**Work to be completed**
Could you output every record below exactly as it appears?

(Page and application data records)
■ ■ ■

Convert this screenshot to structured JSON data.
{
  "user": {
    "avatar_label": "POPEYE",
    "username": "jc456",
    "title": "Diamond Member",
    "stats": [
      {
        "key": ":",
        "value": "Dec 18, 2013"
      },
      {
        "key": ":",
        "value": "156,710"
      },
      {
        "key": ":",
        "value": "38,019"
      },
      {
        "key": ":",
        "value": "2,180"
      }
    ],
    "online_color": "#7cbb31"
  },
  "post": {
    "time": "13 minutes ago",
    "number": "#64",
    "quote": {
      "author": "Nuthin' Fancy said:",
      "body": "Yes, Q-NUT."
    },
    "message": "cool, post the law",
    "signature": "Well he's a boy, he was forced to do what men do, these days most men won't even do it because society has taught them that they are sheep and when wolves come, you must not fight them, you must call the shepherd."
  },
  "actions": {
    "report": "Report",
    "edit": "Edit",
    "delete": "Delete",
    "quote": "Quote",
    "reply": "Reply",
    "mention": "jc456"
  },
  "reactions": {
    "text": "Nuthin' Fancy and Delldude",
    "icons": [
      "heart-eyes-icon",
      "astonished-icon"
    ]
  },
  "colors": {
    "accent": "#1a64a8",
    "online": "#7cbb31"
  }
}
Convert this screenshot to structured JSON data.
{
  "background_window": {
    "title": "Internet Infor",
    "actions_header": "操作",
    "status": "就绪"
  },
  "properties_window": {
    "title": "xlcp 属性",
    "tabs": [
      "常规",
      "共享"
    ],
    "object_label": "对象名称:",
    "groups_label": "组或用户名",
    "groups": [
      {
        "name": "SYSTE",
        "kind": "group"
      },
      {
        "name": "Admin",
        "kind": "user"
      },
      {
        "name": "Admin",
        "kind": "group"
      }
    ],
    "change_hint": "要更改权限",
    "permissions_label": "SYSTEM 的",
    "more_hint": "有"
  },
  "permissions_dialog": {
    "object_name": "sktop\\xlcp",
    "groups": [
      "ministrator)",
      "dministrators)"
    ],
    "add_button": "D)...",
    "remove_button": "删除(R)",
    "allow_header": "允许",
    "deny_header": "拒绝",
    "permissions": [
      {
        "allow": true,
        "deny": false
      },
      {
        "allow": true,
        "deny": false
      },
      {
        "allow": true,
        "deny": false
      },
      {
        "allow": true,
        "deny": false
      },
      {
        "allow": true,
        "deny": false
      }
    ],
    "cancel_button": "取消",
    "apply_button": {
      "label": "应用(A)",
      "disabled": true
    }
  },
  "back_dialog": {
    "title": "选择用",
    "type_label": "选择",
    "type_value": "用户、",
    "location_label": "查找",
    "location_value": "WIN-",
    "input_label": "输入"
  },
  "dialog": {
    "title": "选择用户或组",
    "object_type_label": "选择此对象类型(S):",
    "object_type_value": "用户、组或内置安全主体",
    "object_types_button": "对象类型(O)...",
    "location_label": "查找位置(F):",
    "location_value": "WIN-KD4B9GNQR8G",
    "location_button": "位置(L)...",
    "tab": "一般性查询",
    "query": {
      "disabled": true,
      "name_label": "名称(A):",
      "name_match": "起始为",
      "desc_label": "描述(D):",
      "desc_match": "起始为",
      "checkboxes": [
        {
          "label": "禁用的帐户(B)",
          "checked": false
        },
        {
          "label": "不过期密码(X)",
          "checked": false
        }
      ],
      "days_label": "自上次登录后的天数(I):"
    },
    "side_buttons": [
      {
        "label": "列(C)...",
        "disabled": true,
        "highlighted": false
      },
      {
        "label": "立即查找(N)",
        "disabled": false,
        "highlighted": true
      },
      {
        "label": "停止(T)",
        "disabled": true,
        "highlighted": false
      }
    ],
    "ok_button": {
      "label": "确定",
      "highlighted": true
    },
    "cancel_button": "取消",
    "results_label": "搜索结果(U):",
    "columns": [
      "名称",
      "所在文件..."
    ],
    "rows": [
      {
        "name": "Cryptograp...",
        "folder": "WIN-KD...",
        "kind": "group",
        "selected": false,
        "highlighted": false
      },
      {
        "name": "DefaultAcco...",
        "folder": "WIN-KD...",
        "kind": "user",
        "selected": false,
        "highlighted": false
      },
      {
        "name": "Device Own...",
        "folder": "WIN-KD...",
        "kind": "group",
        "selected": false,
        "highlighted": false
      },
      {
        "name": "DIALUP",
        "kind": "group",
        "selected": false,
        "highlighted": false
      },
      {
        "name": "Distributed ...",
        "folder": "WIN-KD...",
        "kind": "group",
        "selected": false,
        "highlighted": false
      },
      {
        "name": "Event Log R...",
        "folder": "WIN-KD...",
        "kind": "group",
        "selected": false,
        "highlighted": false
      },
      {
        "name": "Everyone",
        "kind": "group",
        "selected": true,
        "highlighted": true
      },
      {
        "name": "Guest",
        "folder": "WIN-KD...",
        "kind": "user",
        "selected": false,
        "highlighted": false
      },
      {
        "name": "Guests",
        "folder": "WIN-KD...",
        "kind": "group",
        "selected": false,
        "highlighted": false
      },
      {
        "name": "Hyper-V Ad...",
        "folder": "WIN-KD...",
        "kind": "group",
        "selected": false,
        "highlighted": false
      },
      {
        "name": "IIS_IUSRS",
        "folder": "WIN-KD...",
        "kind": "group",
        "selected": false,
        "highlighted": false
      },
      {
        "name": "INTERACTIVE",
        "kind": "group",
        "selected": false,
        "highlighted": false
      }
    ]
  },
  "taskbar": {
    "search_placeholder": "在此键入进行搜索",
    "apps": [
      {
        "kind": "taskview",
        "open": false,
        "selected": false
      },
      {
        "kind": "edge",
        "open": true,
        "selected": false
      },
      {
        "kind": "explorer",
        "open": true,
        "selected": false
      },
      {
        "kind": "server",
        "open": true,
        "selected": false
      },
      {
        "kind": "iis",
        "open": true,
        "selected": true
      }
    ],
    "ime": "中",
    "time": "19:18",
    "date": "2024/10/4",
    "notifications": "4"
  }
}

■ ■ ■

**Task response**
Convert this screenshot to structured JSON data.
{
  "user": {
    "avatar_label": "POPEYE",
    "username": "jc456",
    "title": "Diamond Member",
    "stats": [
      {
        "key": ":",
        "value": "Dec 18, 2013"
      },
      {
        "key": ":",
        "value": "156,710"
      },
      {
        "key": ":",
        "value": "38,019"
      },
      {
        "key": ":",
        "value": "2,180"
      }
    ],
    "online_color": "#7cbb31"
  },
  "post": {
    "time": "13 minutes ago",
    "number": "#64",
    "quote": {
      "author": "Nuthin' Fancy said:",
      "body": "Yes, Q-NUT."
    },
    "message": "cool, post the law",
    "signature": "Well he's a boy, he was forced to do what men do, these days most men won't even do it because society has taught them that they are sheep and when wolves come, you must not fight them, you must call the shepherd."
  },
  "actions": {
    "report": "Report",
    "edit": "Edit",
    "delete": "Delete",
    "quote": "Quote",
    "reply": "Reply",
    "mention": "jc456"
  },
  "reactions": {
    "text": "Nuthin' Fancy and Delldude",
    "icons": [
      "heart-eyes-icon",
      "astonished-icon"
    ]
  },
  "colors": {
    "accent": "#1a64a8",
    "online": "#7cbb31"
  }
}
Convert this screenshot to structured JSON data.
{
  "background_window": {
    "title": "Internet Infor",
    "actions_header": "操作",
    "status": "就绪"
  },
  "properties_window": {
    "title": "xlcp 属性",
    "tabs": [
      "常规",
      "共享"
    ],
    "object_label": "对象名称:",
    "groups_label": "组或用户名",
    "groups": [
      {
        "name": "SYSTE",
        "kind": "group"
      },
      {
        "name": "Admin",
        "kind": "user"
      },
      {
        "name": "Admin",
        "kind": "group"
      }
    ],
    "change_hint": "要更改权限",
    "permissions_label": "SYSTEM 的",
    "more_hint": "有"
  },
  "permissions_dialog": {
    "object_name": "sktop\\xlcp",
    "groups": [
      "ministrator)",
      "dministrators)"
    ],
    "add_button": "D)...",
    "remove_button": "删除(R)",
    "allow_header": "允许",
    "deny_header": "拒绝",
    "permissions": [
      {
        "allow": true,
        "deny": false
      },
      {
        "allow": true,
        "deny": false
      },
      {
        "allow": true,
        "deny": false
      },
      {
        "allow": true,
        "deny": false
      },
      {
        "allow": true,
        "deny": false
      }
    ],
    "cancel_button": "取消",
    "apply_button": {
      "label": "应用(A)",
      "disabled": true
    }
  },
  "back_dialog": {
    "title": "选择用",
    "type_label": "选择",
    "type_value": "用户、",
    "location_label": "查找",
    "location_value": "WIN-",
    "input_label": "输入"
  },
  "dialog": {
    "title": "选择用户或组",
    "object_type_label": "选择此对象类型(S):",
    "object_type_value": "用户、组或内置安全主体",
    "object_types_button": "对象类型(O)...",
    "location_label": "查找位置(F):",
    "location_value": "WIN-KD4B9GNQR8G",
    "location_button": "位置(L)...",
    "tab": "一般性查询",
    "query": {
      "disabled": true,
      "name_label": "名称(A):",
      "name_match": "起始为",
      "desc_label": "描述(D):",
      "desc_match": "起始为",
      "checkboxes": [
        {
          "label": "禁用的帐户(B)",
          "checked": false
        },
        {
          "label": "不过期密码(X)",
          "checked": false
        }
      ],
      "days_label": "自上次登录后的天数(I):"
    },
    "side_buttons": [
      {
        "label": "列(C)...",
        "disabled": true,
        "highlighted": false
      },
      {
        "label": "立即查找(N)",
        "disabled": false,
        "highlighted": true
      },
      {
        "label": "停止(T)",
        "disabled": true,
        "highlighted": false
      }
    ],
    "ok_button": {
      "label": "确定",
      "highlighted": true
    },
    "cancel_button": "取消",
    "results_label": "搜索结果(U):",
    "columns": [
      "名称",
      "所在文件..."
    ],
    "rows": [
      {
        "name": "Cryptograp...",
        "folder": "WIN-KD...",
        "kind": "group",
        "selected": false,
        "highlighted": false
      },
      {
        "name": "DefaultAcco...",
        "folder": "WIN-KD...",
        "kind": "user",
        "selected": false,
        "highlighted": false
      },
      {
        "name": "Device Own...",
        "folder": "WIN-KD...",
        "kind": "group",
        "selected": false,
        "highlighted": false
      },
      {
        "name": "DIALUP",
        "kind": "group",
        "selected": false,
        "highlighted": false
      },
      {
        "name": "Distributed ...",
        "folder": "WIN-KD...",
        "kind": "group",
        "selected": false,
        "highlighted": false
      },
      {
        "name": "Event Log R...",
        "folder": "WIN-KD...",
        "kind": "group",
        "selected": false,
        "highlighted": false
      },
      {
        "name": "Everyone",
        "kind": "group",
        "selected": true,
        "highlighted": true
      },
      {
        "name": "Guest",
        "folder": "WIN-KD...",
        "kind": "user",
        "selected": false,
        "highlighted": false
      },
      {
        "name": "Guests",
        "folder": "WIN-KD...",
        "kind": "group",
        "selected": false,
        "highlighted": false
      },
      {
        "name": "Hyper-V Ad...",
        "folder": "WIN-KD...",
        "kind": "group",
        "selected": false,
        "highlighted": false
      },
      {
        "name": "IIS_IUSRS",
        "folder": "WIN-KD...",
        "kind": "group",
        "selected": false,
        "highlighted": false
      },
      {
        "name": "INTERACTIVE",
        "kind": "group",
        "selected": false,
        "highlighted": false
      }
    ]
  },
  "taskbar": {
    "search_placeholder": "在此键入进行搜索",
    "apps": [
      {
        "kind": "taskview",
        "open": false,
        "selected": false
      },
      {
        "kind": "edge",
        "open": true,
        "selected": false
      },
      {
        "kind": "explorer",
        "open": true,
        "selected": false
      },
      {
        "kind": "server",
        "open": true,
        "selected": false
      },
      {
        "kind": "iis",
        "open": true,
        "selected": true
      }
    ],
    "ime": "中",
    "time": "19:18",
    "date": "2024/10/4",
    "notifications": "4"
  }
}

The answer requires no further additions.